WHAT YOU HAVE TO DO =
Pick every line out of the entries below that has the string "JSON", and copy it.

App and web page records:
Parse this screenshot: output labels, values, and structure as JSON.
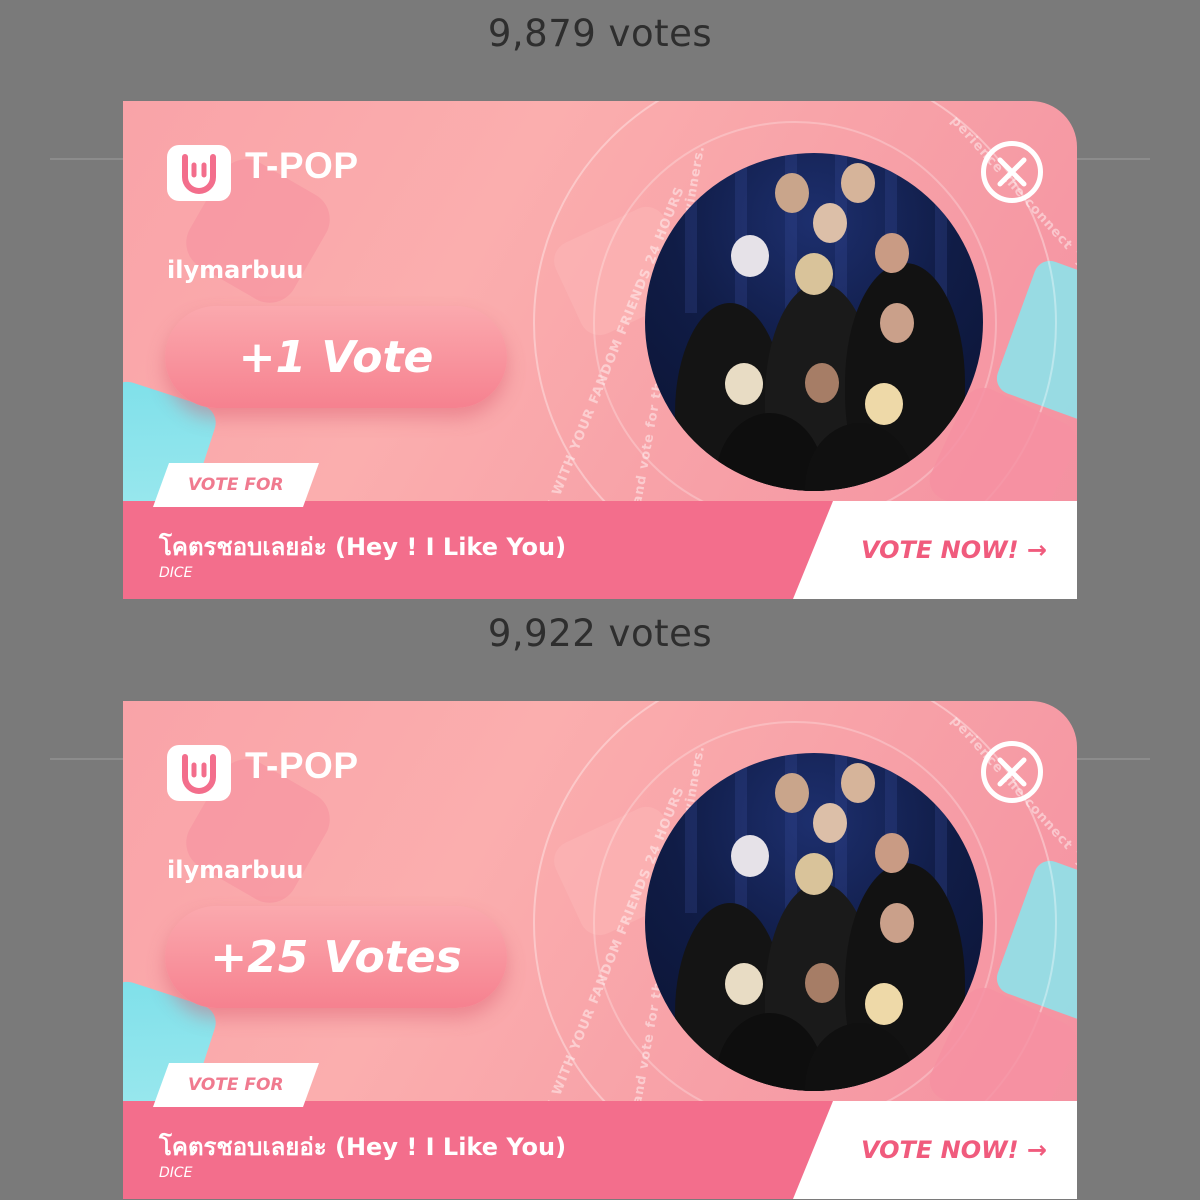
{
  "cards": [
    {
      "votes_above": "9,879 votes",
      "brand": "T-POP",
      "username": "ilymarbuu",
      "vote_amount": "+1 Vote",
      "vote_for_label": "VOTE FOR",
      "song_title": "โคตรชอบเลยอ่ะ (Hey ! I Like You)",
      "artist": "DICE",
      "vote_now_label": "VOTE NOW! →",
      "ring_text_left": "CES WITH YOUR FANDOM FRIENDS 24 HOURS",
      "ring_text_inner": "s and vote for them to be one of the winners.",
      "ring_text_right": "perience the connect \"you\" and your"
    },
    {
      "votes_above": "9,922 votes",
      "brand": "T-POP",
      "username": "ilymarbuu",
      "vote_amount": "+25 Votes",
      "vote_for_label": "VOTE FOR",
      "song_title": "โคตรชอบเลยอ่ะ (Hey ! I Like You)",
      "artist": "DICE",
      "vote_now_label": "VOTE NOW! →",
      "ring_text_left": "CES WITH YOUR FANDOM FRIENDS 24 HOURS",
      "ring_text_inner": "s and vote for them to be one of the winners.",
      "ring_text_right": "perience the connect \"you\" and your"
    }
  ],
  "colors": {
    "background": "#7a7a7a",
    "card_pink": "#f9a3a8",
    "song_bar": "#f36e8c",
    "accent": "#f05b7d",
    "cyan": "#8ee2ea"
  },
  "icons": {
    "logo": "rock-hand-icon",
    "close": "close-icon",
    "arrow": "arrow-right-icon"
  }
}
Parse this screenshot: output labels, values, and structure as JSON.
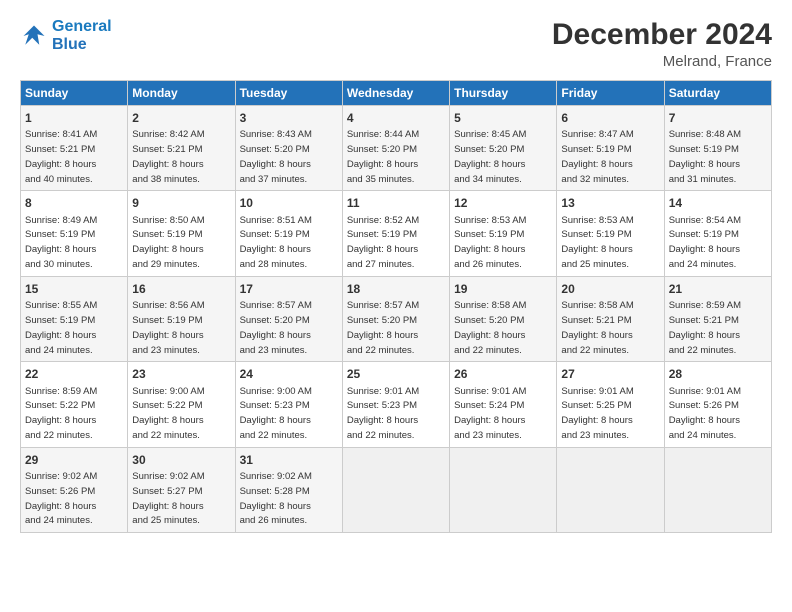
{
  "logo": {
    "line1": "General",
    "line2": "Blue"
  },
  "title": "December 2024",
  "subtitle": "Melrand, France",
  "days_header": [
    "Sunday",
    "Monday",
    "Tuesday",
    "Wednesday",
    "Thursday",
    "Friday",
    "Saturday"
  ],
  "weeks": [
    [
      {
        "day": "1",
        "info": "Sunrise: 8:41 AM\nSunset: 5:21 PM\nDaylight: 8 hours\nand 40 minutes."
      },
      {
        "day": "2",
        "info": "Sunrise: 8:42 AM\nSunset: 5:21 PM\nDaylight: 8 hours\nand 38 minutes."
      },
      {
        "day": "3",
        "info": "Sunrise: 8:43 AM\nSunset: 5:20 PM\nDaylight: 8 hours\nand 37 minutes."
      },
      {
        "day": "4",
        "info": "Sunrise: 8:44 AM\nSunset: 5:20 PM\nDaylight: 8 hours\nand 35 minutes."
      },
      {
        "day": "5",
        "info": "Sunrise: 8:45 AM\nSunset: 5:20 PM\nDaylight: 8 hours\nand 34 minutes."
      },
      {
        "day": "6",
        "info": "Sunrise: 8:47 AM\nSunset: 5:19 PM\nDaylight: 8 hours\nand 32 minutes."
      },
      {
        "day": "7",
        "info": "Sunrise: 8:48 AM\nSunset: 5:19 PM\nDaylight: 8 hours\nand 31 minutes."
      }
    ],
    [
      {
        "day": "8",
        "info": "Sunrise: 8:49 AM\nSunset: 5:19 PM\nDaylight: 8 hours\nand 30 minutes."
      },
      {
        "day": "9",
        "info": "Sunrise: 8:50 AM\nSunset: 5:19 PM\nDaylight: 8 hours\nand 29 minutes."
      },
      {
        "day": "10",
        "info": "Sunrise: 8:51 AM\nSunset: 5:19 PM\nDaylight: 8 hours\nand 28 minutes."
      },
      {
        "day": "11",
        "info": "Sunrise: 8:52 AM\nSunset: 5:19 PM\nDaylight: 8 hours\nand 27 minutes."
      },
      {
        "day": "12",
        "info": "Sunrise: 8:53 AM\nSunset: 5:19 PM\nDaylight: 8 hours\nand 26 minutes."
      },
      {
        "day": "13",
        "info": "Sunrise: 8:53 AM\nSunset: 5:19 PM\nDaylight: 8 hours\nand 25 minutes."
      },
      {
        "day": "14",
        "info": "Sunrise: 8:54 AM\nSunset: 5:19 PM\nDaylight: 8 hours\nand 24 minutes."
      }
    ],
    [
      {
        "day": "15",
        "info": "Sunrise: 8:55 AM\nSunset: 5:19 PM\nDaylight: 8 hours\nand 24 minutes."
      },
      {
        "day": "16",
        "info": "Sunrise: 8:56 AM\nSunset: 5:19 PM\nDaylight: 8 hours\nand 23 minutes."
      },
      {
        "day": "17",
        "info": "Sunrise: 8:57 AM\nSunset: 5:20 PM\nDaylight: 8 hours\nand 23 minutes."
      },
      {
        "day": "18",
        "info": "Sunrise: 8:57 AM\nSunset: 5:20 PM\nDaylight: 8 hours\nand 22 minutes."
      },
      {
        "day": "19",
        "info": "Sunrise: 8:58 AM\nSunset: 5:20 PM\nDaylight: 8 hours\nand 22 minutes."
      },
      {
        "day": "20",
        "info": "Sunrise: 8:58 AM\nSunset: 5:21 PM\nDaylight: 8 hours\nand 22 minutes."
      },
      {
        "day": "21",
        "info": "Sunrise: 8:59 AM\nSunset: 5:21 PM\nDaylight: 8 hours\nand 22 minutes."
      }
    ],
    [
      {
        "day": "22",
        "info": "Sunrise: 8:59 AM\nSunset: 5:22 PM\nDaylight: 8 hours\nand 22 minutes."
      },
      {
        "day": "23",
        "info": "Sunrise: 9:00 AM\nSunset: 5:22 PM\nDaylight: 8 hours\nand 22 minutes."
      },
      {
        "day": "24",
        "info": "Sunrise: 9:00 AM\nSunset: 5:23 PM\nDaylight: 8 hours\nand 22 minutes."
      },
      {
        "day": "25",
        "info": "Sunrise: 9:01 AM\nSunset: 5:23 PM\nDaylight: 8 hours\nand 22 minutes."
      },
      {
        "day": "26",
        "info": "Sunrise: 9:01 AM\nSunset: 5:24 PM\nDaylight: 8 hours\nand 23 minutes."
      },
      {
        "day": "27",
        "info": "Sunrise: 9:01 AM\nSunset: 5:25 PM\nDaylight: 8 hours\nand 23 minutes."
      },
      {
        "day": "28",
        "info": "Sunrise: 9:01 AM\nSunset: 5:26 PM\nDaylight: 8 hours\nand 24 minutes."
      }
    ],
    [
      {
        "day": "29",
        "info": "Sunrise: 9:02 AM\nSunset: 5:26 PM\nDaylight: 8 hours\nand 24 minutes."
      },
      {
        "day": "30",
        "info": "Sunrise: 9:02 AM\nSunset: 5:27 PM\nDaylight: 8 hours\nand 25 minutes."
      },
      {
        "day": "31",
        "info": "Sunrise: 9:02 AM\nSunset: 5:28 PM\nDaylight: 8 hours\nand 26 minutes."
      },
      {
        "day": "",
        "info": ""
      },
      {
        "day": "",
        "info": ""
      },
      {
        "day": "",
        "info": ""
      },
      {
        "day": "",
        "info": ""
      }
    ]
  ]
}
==
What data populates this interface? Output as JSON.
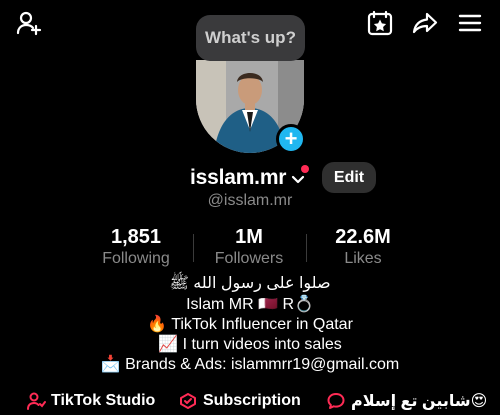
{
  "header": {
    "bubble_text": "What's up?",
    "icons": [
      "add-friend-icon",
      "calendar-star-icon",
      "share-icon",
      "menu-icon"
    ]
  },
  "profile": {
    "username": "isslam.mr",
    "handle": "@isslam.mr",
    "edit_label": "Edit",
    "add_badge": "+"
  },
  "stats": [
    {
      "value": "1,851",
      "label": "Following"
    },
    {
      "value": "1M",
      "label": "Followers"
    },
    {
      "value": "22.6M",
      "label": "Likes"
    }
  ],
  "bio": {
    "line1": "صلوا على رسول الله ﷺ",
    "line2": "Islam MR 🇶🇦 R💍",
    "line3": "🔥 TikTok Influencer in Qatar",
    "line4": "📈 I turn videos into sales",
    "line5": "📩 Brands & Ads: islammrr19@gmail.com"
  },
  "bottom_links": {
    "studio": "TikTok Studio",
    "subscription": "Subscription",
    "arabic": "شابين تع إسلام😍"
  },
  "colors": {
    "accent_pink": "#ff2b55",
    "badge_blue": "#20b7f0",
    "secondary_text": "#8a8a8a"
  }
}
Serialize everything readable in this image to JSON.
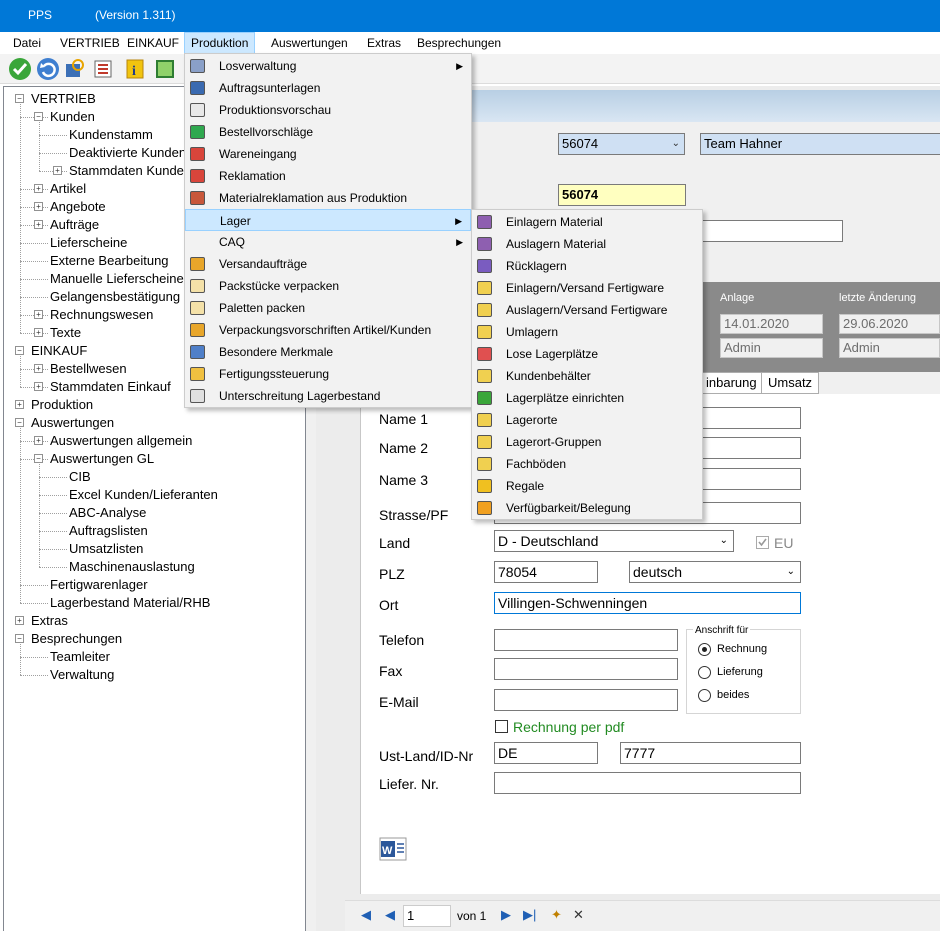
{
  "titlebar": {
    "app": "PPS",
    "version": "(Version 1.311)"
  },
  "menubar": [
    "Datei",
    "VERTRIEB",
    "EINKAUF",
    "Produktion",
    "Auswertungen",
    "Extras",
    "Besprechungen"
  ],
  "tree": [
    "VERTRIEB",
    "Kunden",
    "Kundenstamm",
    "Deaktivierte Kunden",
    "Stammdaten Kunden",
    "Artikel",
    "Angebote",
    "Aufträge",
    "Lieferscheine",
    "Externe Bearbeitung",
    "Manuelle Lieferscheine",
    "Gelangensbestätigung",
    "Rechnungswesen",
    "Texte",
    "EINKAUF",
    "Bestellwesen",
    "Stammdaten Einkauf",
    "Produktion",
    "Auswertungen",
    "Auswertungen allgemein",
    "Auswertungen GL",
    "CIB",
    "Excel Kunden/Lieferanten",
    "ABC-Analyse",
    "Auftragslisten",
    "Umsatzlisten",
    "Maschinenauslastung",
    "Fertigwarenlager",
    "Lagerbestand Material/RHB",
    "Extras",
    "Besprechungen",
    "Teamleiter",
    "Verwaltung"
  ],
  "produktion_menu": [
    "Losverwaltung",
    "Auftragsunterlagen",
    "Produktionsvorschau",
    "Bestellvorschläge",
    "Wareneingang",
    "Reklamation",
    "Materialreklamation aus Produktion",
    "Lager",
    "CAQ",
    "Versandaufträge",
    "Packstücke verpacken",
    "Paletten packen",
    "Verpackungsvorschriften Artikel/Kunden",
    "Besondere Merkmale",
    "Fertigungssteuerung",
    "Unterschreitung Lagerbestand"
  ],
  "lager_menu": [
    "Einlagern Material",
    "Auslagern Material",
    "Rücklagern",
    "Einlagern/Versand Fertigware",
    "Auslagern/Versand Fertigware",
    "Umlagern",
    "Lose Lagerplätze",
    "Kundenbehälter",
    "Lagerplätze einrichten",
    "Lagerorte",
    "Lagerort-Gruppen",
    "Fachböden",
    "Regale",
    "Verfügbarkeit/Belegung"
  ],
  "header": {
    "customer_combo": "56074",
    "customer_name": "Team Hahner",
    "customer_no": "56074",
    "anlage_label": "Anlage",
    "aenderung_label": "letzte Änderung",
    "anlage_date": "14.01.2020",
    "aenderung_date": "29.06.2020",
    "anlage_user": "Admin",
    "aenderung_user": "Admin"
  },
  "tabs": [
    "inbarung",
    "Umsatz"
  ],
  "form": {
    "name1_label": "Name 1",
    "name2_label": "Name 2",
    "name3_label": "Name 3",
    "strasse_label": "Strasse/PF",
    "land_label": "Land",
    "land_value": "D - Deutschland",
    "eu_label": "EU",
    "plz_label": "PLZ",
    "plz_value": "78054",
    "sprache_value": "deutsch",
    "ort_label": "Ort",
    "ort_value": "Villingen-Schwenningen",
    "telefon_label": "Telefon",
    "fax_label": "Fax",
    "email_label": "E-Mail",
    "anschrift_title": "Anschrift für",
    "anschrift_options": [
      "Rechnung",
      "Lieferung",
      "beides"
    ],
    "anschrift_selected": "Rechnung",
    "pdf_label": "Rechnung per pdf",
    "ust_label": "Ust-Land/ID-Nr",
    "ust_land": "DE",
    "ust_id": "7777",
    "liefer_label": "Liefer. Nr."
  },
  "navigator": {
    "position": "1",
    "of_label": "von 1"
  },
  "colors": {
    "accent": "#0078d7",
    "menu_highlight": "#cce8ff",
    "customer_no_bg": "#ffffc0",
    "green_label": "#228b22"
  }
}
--
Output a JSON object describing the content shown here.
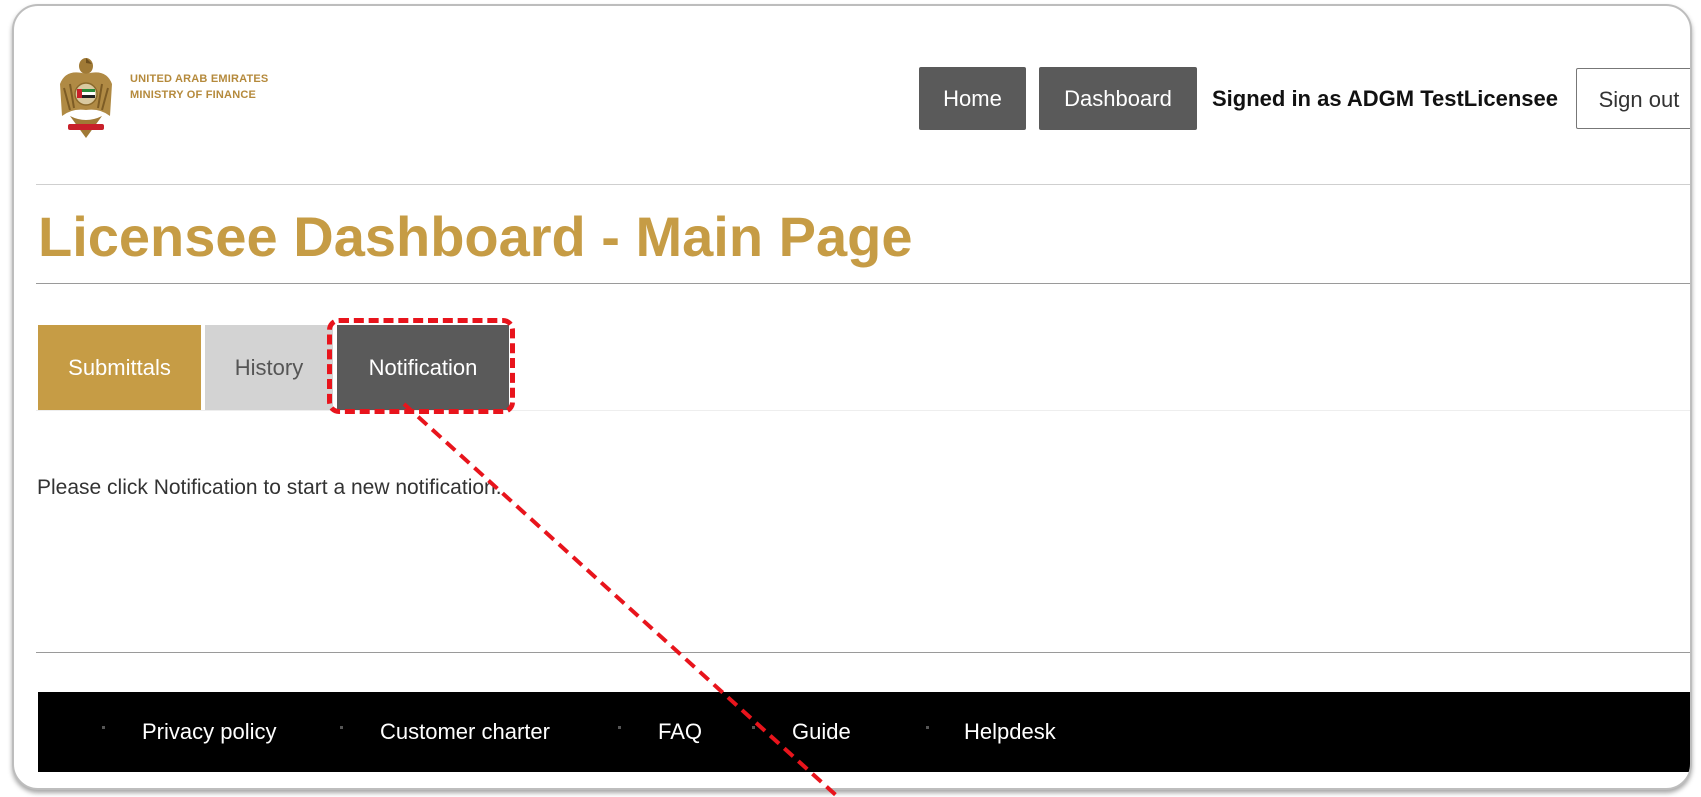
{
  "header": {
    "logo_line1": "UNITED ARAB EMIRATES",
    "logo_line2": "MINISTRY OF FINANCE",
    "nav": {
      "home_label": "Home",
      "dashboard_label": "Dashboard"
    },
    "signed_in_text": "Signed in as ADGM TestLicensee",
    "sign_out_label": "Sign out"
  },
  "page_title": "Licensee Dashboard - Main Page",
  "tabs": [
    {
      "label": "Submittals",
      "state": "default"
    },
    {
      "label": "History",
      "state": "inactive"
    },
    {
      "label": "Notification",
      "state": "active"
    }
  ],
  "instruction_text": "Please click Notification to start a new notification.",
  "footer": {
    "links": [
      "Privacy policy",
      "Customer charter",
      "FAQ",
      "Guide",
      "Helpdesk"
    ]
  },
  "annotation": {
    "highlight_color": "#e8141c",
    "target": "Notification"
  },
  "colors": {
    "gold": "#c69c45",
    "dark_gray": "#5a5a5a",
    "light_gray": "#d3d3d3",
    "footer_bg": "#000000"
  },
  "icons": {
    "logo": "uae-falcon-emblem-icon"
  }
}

THE ANSWER =
Parse this screenshot: output labels, values, and structure as JSON.
Parse this screenshot: output labels, values, and structure as JSON.
What data populates this interface? Output as JSON.
Serialize everything readable in this image to JSON.
Output a JSON object describing the content shown here.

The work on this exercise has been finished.